Well, Paul, I have said an awful lot in response to your comment. In your email to me, you reiterate that you are genuinely curious to hear my thinking. And I want to acknowledge that much of what I have written is just that: my thinking. I have not felt the Spirit move through me as I have at other times with this blog, so perhaps you have other pieces of the Light that can help further the exchange.

Blessings,
Liz

Liz Opp said...

David and others: I feel humbled by your tender words of appreciation and gratitude.

I think many of us are hungry to know that we are not alone in our questions about God, how we name ourselves without betraying our families or our (religious) history, etc.

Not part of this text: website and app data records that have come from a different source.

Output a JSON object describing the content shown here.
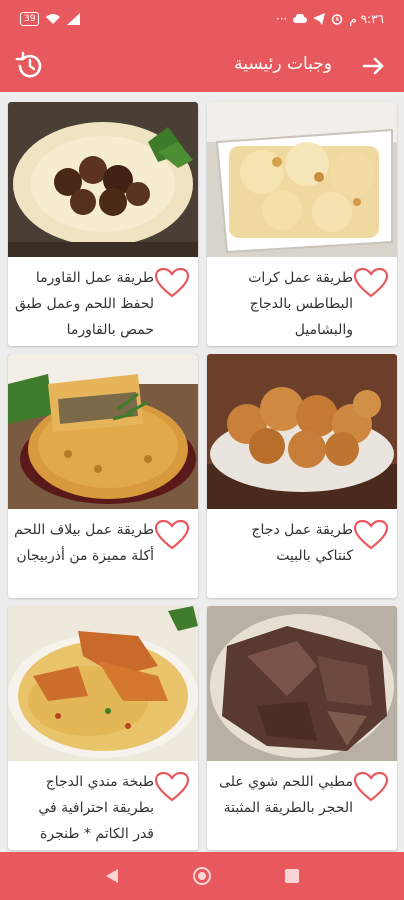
{
  "status_bar": {
    "time": "٩:٣٦ م",
    "battery": "39",
    "dots": "···"
  },
  "app_bar": {
    "title": "وجبات رئيسية",
    "icons": [
      "arrow-forward-icon",
      "history-icon"
    ]
  },
  "recipes": [
    {
      "title": "طريقة عمل كرات البطاطس بالدجاج والبشاميل",
      "icon": "heart-outline-icon"
    },
    {
      "title": "طريقة عمل القاورما لحفظ اللحم وعمل طبق حمص بالقاورما",
      "icon": "heart-outline-icon"
    },
    {
      "title": "طريقة عمل دجاج كنتاكي بالبيت",
      "icon": "heart-outline-icon"
    },
    {
      "title": "طريقة عمل بيلاف اللحم أكلة مميزة من أذربيجان",
      "icon": "heart-outline-icon"
    },
    {
      "title": "مطبي اللحم شوي على الحجر بالطريقة المثبتة",
      "icon": "heart-outline-icon"
    },
    {
      "title": "طبخة مندي الدجاج بطريقة احترافية في قدر الكاتم * طنجرة",
      "icon": "heart-outline-icon"
    }
  ],
  "colors": {
    "primary": "#e8595d",
    "heart": "#e8595d",
    "background": "#ededed",
    "card": "#ffffff",
    "text": "#333333"
  },
  "nav_bar": {
    "icons": [
      "back-triangle-icon",
      "home-circle-icon",
      "recents-square-icon"
    ]
  }
}
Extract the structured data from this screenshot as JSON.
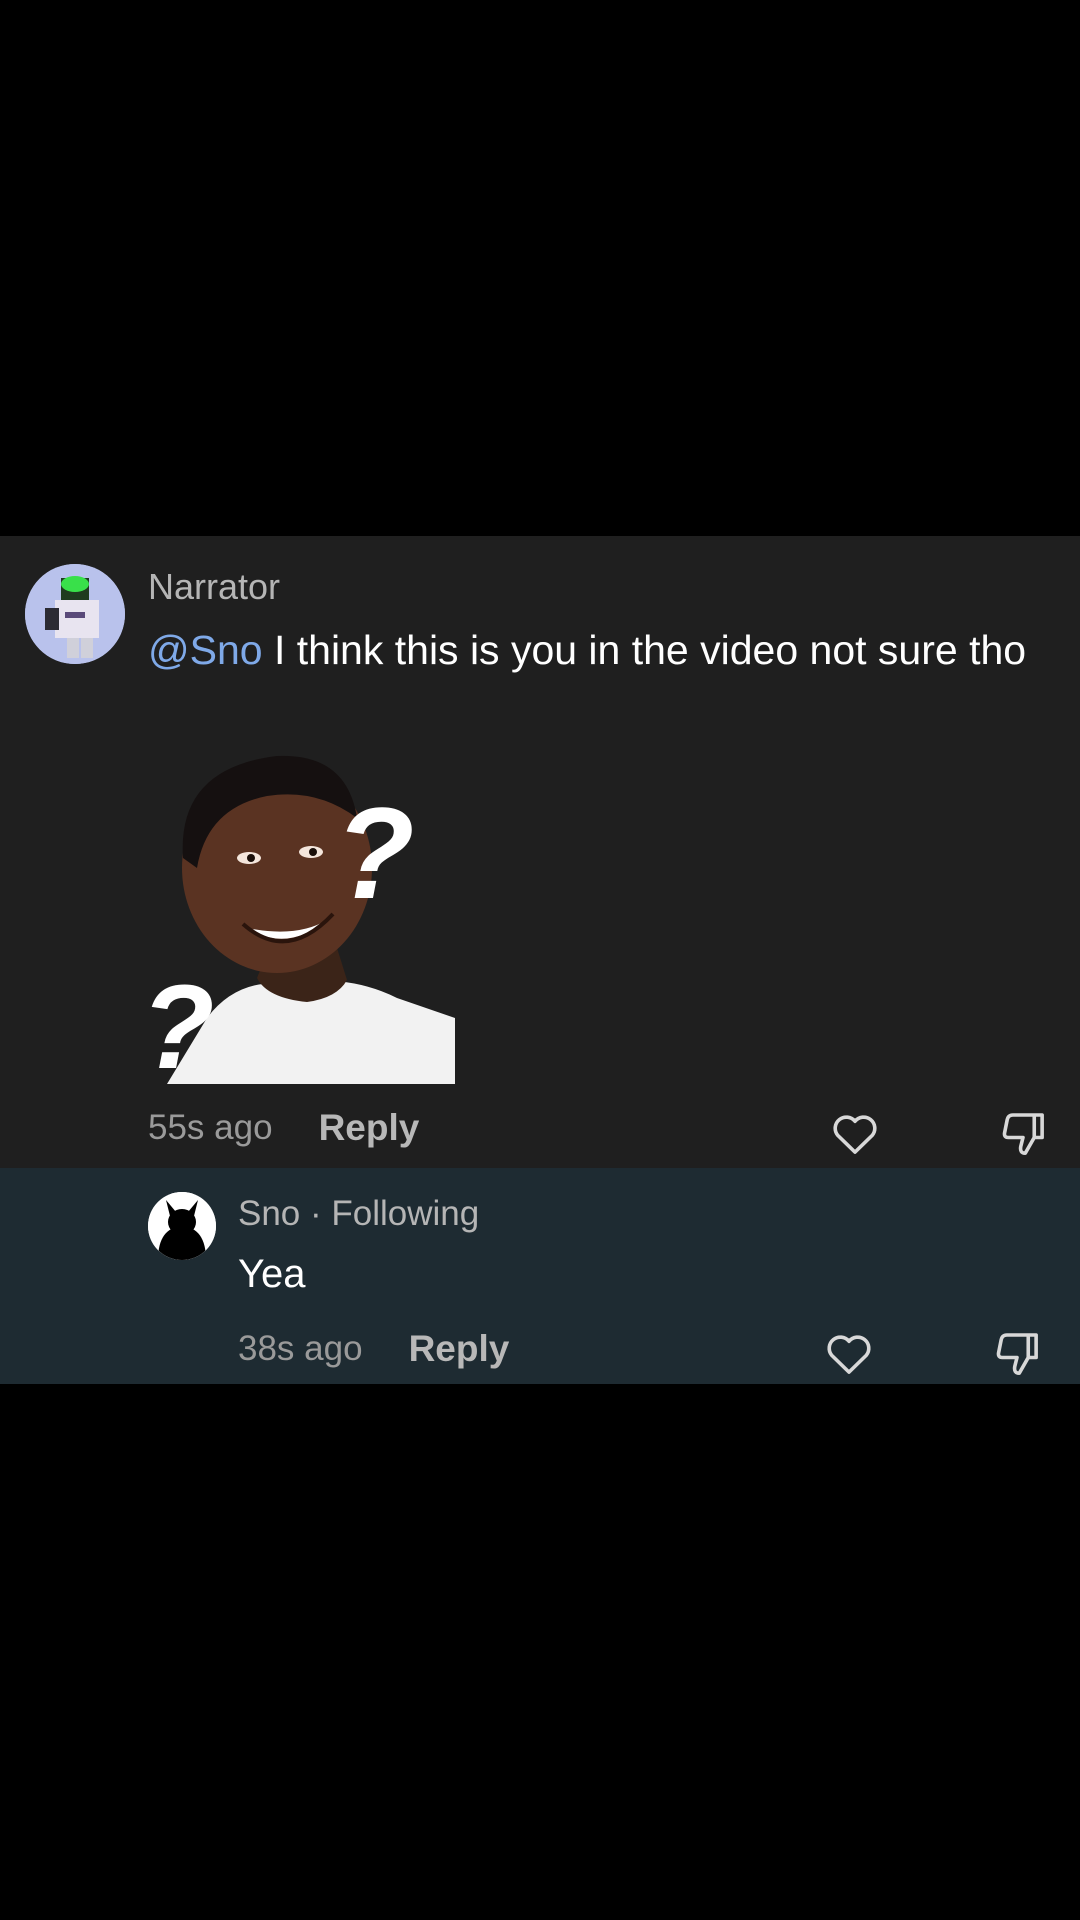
{
  "comment": {
    "username": "Narrator",
    "mention": "@Sno",
    "text": " I think this is you in the video not sure tho",
    "timestamp": "55s ago",
    "reply_label": "Reply",
    "meme": {
      "question_mark": "?"
    }
  },
  "reply": {
    "username": "Sno",
    "separator": " · ",
    "status": "Following",
    "text": "Yea",
    "timestamp": "38s ago",
    "reply_label": "Reply"
  },
  "icons": {
    "like": "heart-outline-icon",
    "dislike": "thumbs-down-icon"
  },
  "colors": {
    "card_bg": "#1f1f1f",
    "reply_bg": "#1e2b32",
    "mention": "#7fa9e8",
    "muted_text": "#9a9a9a"
  }
}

I have found more than once, that when I make myself vulnerable by sharing something I wish to keep private, there is a permission that is given somehow to others to share themselves more deeply as well.

As for the Jewish Quaker question, I came across a Pendle Hill pamphlet a few years ago that was written by a woman (I think it was a woman, anyway) who had reclaimed her Judaism after, or as a part of, having considered pursuing membership in the Religious Society of Friends. I recall thinking to myself as I finished reading the pamphlet, "That's not where my journey among Friends has taken me."

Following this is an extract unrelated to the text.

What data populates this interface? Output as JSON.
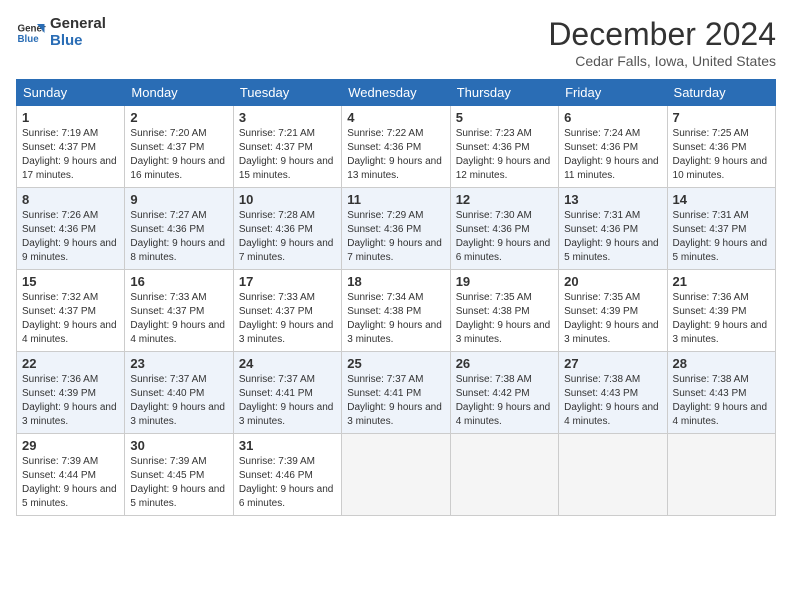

To each her own, as long as we are faithful.

Blessings,
Liz

david said...

Thank you for your comments (nad your concerns expressed elsewhere). I especially appreciate your leading expressed here:

If there is a single Jesus Christ, then why can't there be a single Liz Christ or Martin Christ or Robin Christ...? Can we not be as singly divine as we are singly unique? Can we not be as singly divine as we are singly beloved children of God?

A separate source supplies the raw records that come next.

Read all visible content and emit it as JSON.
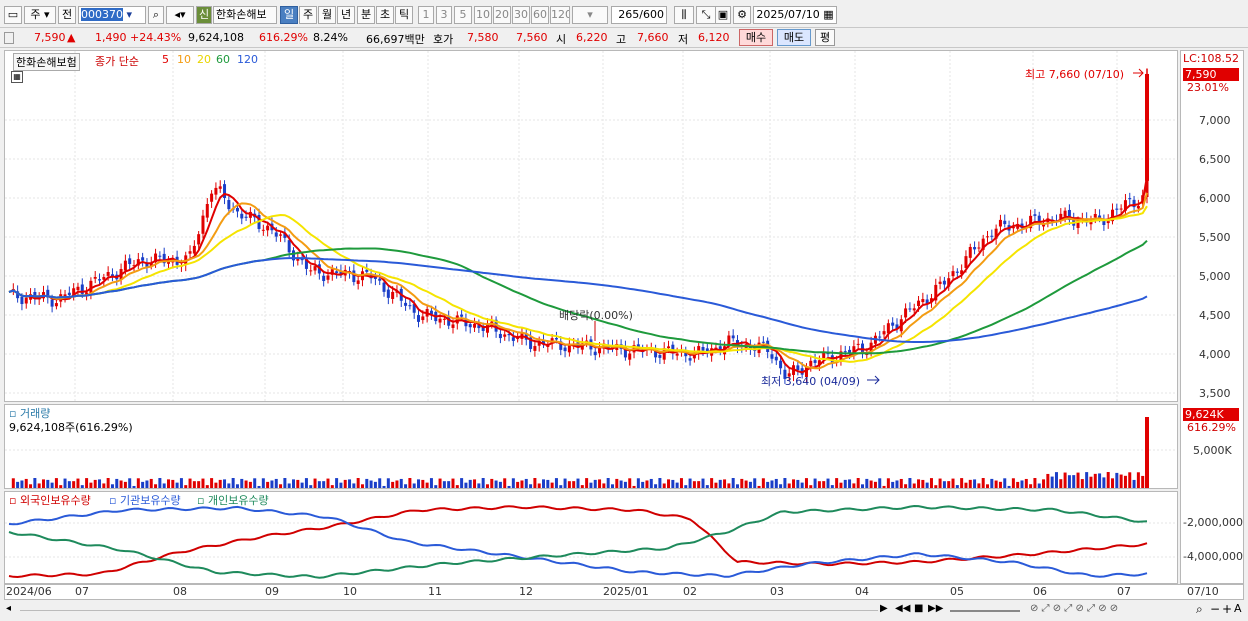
{
  "toolbar": {
    "market_left": "주",
    "prev_label": "전",
    "stock_code": "000370",
    "new_label": "신",
    "stock_name": "한화손해보",
    "periods": [
      "일",
      "주",
      "월",
      "년",
      "분",
      "초",
      "틱"
    ],
    "selected_period": "일",
    "minute_options": [
      "1",
      "3",
      "5",
      "10",
      "20",
      "30",
      "60",
      "120"
    ],
    "count": "265",
    "count_max": "/600",
    "date": "2025/07/10"
  },
  "info": {
    "price": "7,590",
    "change": "1,490",
    "change_pct": "+24.43%",
    "volume": "9,624,108",
    "volume_pct": "616.29%",
    "turnover": "8.24%",
    "amount": "66,697백만",
    "ask_label": "호가",
    "ask": "7,580",
    "bid": "7,560",
    "open_label": "시",
    "open": "6,220",
    "high_label": "고",
    "high": "7,660",
    "low_label": "저",
    "low": "6,120",
    "buy_label": "매수",
    "sell_label": "매도",
    "eval_label": "평"
  },
  "legend": {
    "name": "한화손해보험",
    "ma_title": "종가 단순",
    "ma": [
      "5",
      "10",
      "20",
      "60",
      "120"
    ]
  },
  "annotations": {
    "high": "최고 7,660 (07/10)",
    "low": "최저 3,640 (04/09)",
    "dividend": "배당락(0.00%)"
  },
  "right_axis": {
    "lc": "LC:108.52",
    "price_tag": "7,590",
    "pct_tag": "23.01%",
    "price_ticks": [
      "7,000",
      "6,500",
      "6,000",
      "5,500",
      "5,000",
      "4,500",
      "4,000",
      "3,500"
    ],
    "vol_tag": "9,624K",
    "vol_pct": "616.29%",
    "vol_tick": "5,000K",
    "holding_ticks": [
      "-2,000,000",
      "-4,000,000"
    ]
  },
  "volume_panel": {
    "title": "거래량",
    "value": "9,624,108주(616.29%)"
  },
  "holding_panel": {
    "series": [
      "외국인보유수량",
      "기관보유수량",
      "개인보유수량"
    ]
  },
  "x_axis": [
    "2024/06",
    "07",
    "08",
    "09",
    "10",
    "11",
    "12",
    "2025/01",
    "02",
    "03",
    "04",
    "05",
    "06",
    "07"
  ],
  "x_right": "07/10",
  "colors": {
    "up": "#e00000",
    "down": "#1a3ec8",
    "ma5": "#e00000",
    "ma10": "#f39c12",
    "ma20": "#f5e400",
    "ma60": "#1e9a3c",
    "ma120": "#2a5ad8"
  },
  "chart_data": {
    "type": "candlestick",
    "title": "한화손해보험",
    "ylim": [
      3500,
      7700
    ],
    "x_ticks": [
      "2024/06",
      "07",
      "08",
      "09",
      "10",
      "11",
      "12",
      "2025/01",
      "02",
      "03",
      "04",
      "05",
      "06",
      "07"
    ],
    "key_points": [
      {
        "date": "2024/06",
        "close": 4750
      },
      {
        "date": "2024/08",
        "close": 6100
      },
      {
        "date": "2024/09",
        "close": 5600
      },
      {
        "date": "2024/10",
        "close": 5000
      },
      {
        "date": "2024/11",
        "close": 4700
      },
      {
        "date": "2024/12",
        "close": 4300
      },
      {
        "date": "2025/01",
        "close": 4100
      },
      {
        "date": "2025/02",
        "close": 4000
      },
      {
        "date": "2025/03",
        "close": 4050
      },
      {
        "date": "2025/04/09",
        "close": 3640
      },
      {
        "date": "2025/05",
        "close": 4000
      },
      {
        "date": "2025/06",
        "close": 5700
      },
      {
        "date": "2025/07/10",
        "close": 7590
      }
    ],
    "high": 7660,
    "low": 3640,
    "last": 7590
  }
}
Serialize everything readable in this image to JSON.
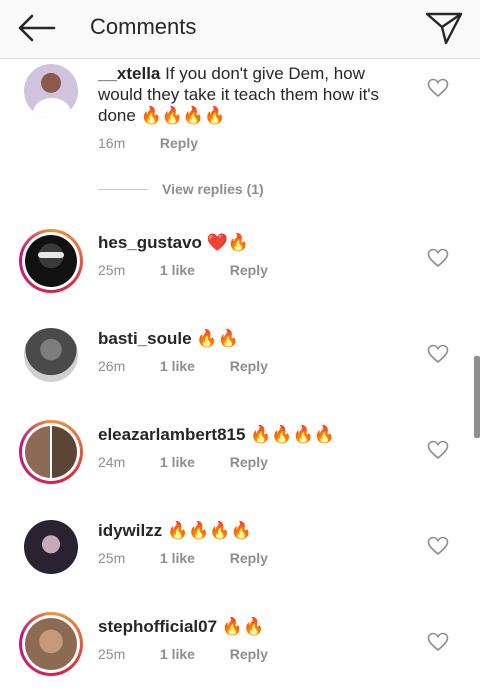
{
  "header": {
    "title": "Comments",
    "back_icon": "arrow-left-icon",
    "direct_icon": "paper-plane-icon"
  },
  "comments": [
    {
      "username": "__xtella",
      "text": "If you don't give Dem, how would they take it teach them how it's done 🔥🔥🔥🔥",
      "time": "16m",
      "likes": "",
      "reply": "Reply",
      "has_story_ring": false
    },
    {
      "username": "hes_gustavo",
      "text": "❤️🔥",
      "time": "25m",
      "likes": "1 like",
      "reply": "Reply",
      "has_story_ring": true
    },
    {
      "username": "basti_soule",
      "text": "🔥🔥",
      "time": "26m",
      "likes": "1 like",
      "reply": "Reply",
      "has_story_ring": false
    },
    {
      "username": "eleazarlambert815",
      "text": "🔥🔥🔥🔥",
      "time": "24m",
      "likes": "1 like",
      "reply": "Reply",
      "has_story_ring": true
    },
    {
      "username": "idywilzz",
      "text": "🔥🔥🔥🔥",
      "time": "25m",
      "likes": "1 like",
      "reply": "Reply",
      "has_story_ring": false
    },
    {
      "username": "stephofficial07",
      "text": "🔥🔥",
      "time": "25m",
      "likes": "1 like",
      "reply": "Reply",
      "has_story_ring": true
    }
  ],
  "view_replies": "View replies (1)",
  "colors": {
    "text": "#262626",
    "muted": "#8e8e8e",
    "story_ring": [
      "#f09433",
      "#dc2743",
      "#bc1888"
    ]
  }
}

Callie Marsh said...

Liz,
I just read this post and my eyes are filled with tears. I feel touched by the spirit of the Christ. It is the Seed. It is available to all. Your words took so much courage. I am humbled and grateful.
My upbringing was in a socialist agnostic/atheist home, where there was total scorn for words like Christ, salvation, etc. I take as my own some of these words with great discomfort and embarrassment. I am also aware that it is hard to speak them, and two thoughts about that come to mind: 1) When one speaks of Christ or of God, words are so meagre. The danger of diminishing the experience keeps me cautious. 2) I am beginning to mind that I may shy away from Christian language because those who I find "fundamentalist" and, frankly, judgmental--I was known in my childhood in rural Maine as the "heathen" one--have taken away these good words. Why do I let that happen? The root of the word "salvation" was wholeness, healing; the root of sin was to miss one's aim or mark. I think too of sin as a brokenness. It does not mean I am a terrible person, but that the human condition is broken, alienated from the Seed, the Christ, what we call God.
Folks, I don't know what I'm doing here even! Blogging?? Yikes! All I know is there is an important ministry going on, and I am deeply moved, and touched by Love.

Kody Gabriel said...

"It does not matter whether you are liked or not. What matters is that you are faithful."

I really needed to hear that. Thanks. In fact, this whole post is good for my heart. I had read it before, but it speaks to me now in a different way.

See you soon!

Liz Opp said...

Kody, I am so glad to hear from you. And now I have had a chance to re-read this post as well and reflect on that part of my journey... which still is so powerful for me, months later.

I suppose that is part of the gift and grace of the blogosphere and the internet: we can often return to pieces of writing (and art) that we had come across once before and be touched by them in a completely new way.

In this way, we recognize that it is not the words that have changed, but ourselves.

Hallelujah!

Blessings,
Liz

John said...
This comment has been removed by a blog administrator.
Brerarnold said...

Wonderful post. Thanks. It resonates well with me.

I've said some along these same lines. Very differently, but you might find it worth thinking about. Here's a link to my post "Why I Call Myself a Christian":
http://wp.me/p1OXtI-12

I hope very much that you will comment, as I'd like to know your response.